▶ _Material supplied_:

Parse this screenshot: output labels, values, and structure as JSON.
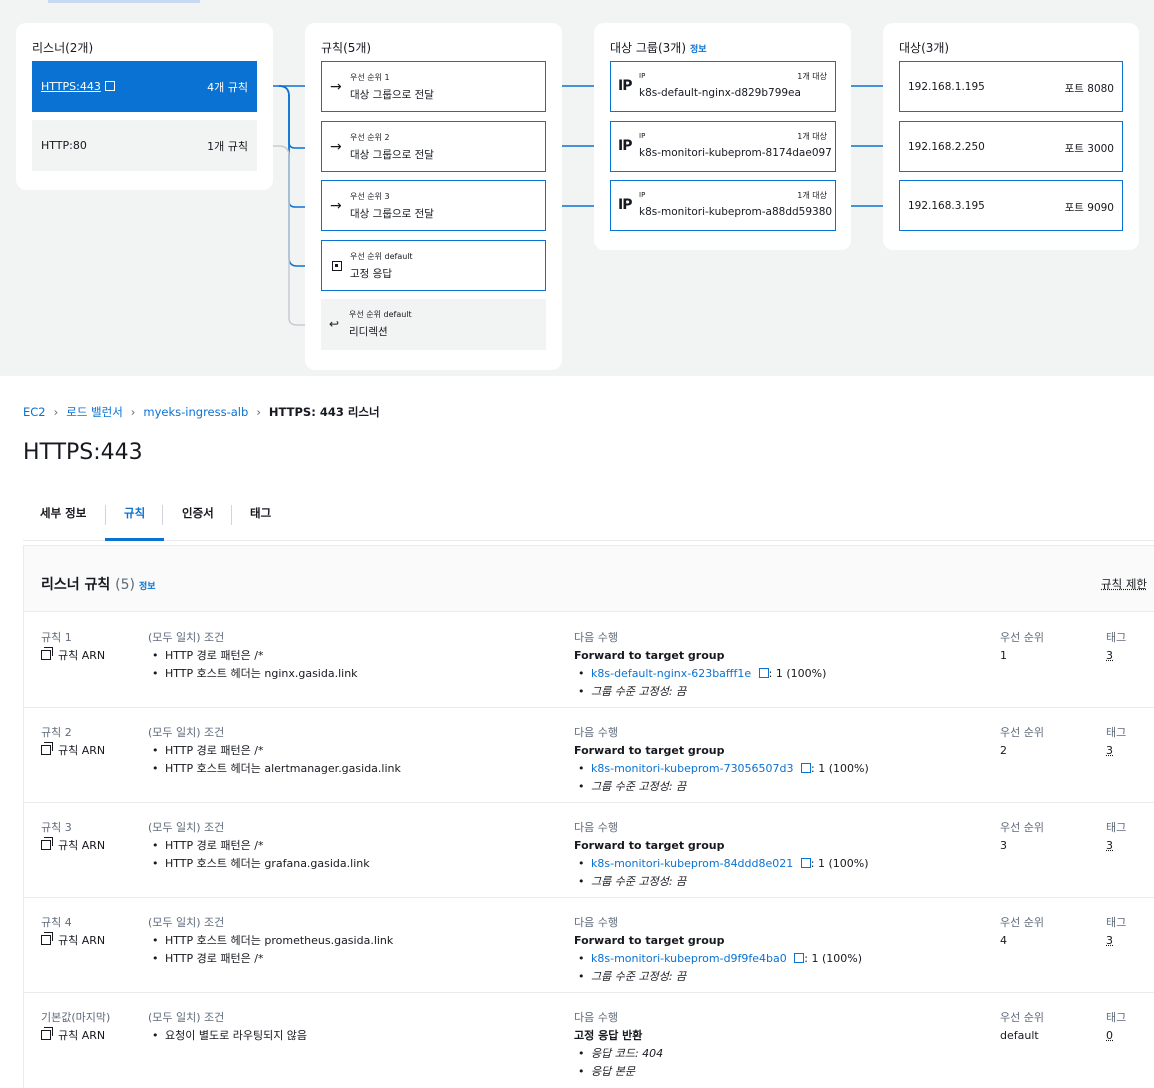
{
  "map": {
    "listeners_title": "리스너(2개)",
    "rules_title": "규칙(5개)",
    "tg_title": "대상 그룹(3개)",
    "tg_info": "정보",
    "targets_title": "대상(3개)",
    "listeners": [
      {
        "name": "HTTPS:443",
        "rules": "4개 규칙"
      },
      {
        "name": "HTTP:80",
        "rules": "1개 규칙"
      }
    ],
    "rules": [
      {
        "priority": "우선 순위 1",
        "action": "대상 그룹으로 전달"
      },
      {
        "priority": "우선 순위 2",
        "action": "대상 그룹으로 전달"
      },
      {
        "priority": "우선 순위 3",
        "action": "대상 그룹으로 전달"
      },
      {
        "priority": "우선 순위 default",
        "action": "고정 응답"
      },
      {
        "priority": "우선 순위 default",
        "action": "리디렉션"
      }
    ],
    "target_groups": [
      {
        "type": "IP",
        "count": "1개 대상",
        "name": "k8s-default-nginx-d829b799ea"
      },
      {
        "type": "IP",
        "count": "1개 대상",
        "name": "k8s-monitori-kubeprom-8174dae097"
      },
      {
        "type": "IP",
        "count": "1개 대상",
        "name": "k8s-monitori-kubeprom-a88dd59380"
      }
    ],
    "targets": [
      {
        "ip": "192.168.1.195",
        "port": "포트 8080"
      },
      {
        "ip": "192.168.2.250",
        "port": "포트 3000"
      },
      {
        "ip": "192.168.3.195",
        "port": "포트 9090"
      }
    ]
  },
  "breadcrumb": [
    "EC2",
    "로드 밸런서",
    "myeks-ingress-alb",
    "HTTPS: 443 리스너"
  ],
  "page_title": "HTTPS:443",
  "tabs": [
    "세부 정보",
    "규칙",
    "인증서",
    "태그"
  ],
  "panel": {
    "title": "리스너 규칙",
    "count": "(5)",
    "info": "정보",
    "limit_link": "규칙 제한"
  },
  "columns": {
    "conditions": "(모두 일치) 조건",
    "action": "다음 수행",
    "priority": "우선 순위",
    "tags": "태그",
    "arn": "규칙 ARN"
  },
  "rules": [
    {
      "name": "규칙 1",
      "conditions": [
        "HTTP 경로 패턴은 /*",
        "HTTP 호스트 헤더는 nginx.gasida.link"
      ],
      "action_title": "Forward to target group",
      "tg_link": "k8s-default-nginx-623bafff1e",
      "tg_weight": ": 1 (100%)",
      "stickiness": "그룹 수준 고정성: 끔",
      "priority": "1",
      "tags": "3"
    },
    {
      "name": "규칙 2",
      "conditions": [
        "HTTP 경로 패턴은 /*",
        "HTTP 호스트 헤더는 alertmanager.gasida.link"
      ],
      "action_title": "Forward to target group",
      "tg_link": "k8s-monitori-kubeprom-73056507d3",
      "tg_weight": ": 1 (100%)",
      "stickiness": "그룹 수준 고정성: 끔",
      "priority": "2",
      "tags": "3"
    },
    {
      "name": "규칙 3",
      "conditions": [
        "HTTP 경로 패턴은 /*",
        "HTTP 호스트 헤더는 grafana.gasida.link"
      ],
      "action_title": "Forward to target group",
      "tg_link": "k8s-monitori-kubeprom-84ddd8e021",
      "tg_weight": ": 1 (100%)",
      "stickiness": "그룹 수준 고정성: 끔",
      "priority": "3",
      "tags": "3"
    },
    {
      "name": "규칙 4",
      "conditions": [
        "HTTP 호스트 헤더는 prometheus.gasida.link",
        "HTTP 경로 패턴은 /*"
      ],
      "action_title": "Forward to target group",
      "tg_link": "k8s-monitori-kubeprom-d9f9fe4ba0",
      "tg_weight": ": 1 (100%)",
      "stickiness": "그룹 수준 고정성: 끔",
      "priority": "4",
      "tags": "3"
    }
  ],
  "default_rule": {
    "name": "기본값(마지막)",
    "condition": "요청이 별도로 라우팅되지 않음",
    "action_title": "고정 응답 반환",
    "details": [
      "응답 코드: 404",
      "응답 본문"
    ],
    "priority": "default",
    "tags": "0"
  },
  "colors": {
    "accent": "#0972d3",
    "map_bg": "#f2f3f3",
    "connector_dim": "#c7ccd1"
  }
}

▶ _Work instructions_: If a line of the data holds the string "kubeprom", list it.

▶ _Answer to this exercise_:
        "name": "k8s-monitori-kubeprom-8174dae097"
        "name": "k8s-monitori-kubeprom-a88dd59380"
      "tg_link": "k8s-monitori-kubeprom-73056507d3",
      "tg_link": "k8s-monitori-kubeprom-84ddd8e021",
      "tg_link": "k8s-monitori-kubeprom-d9f9fe4ba0",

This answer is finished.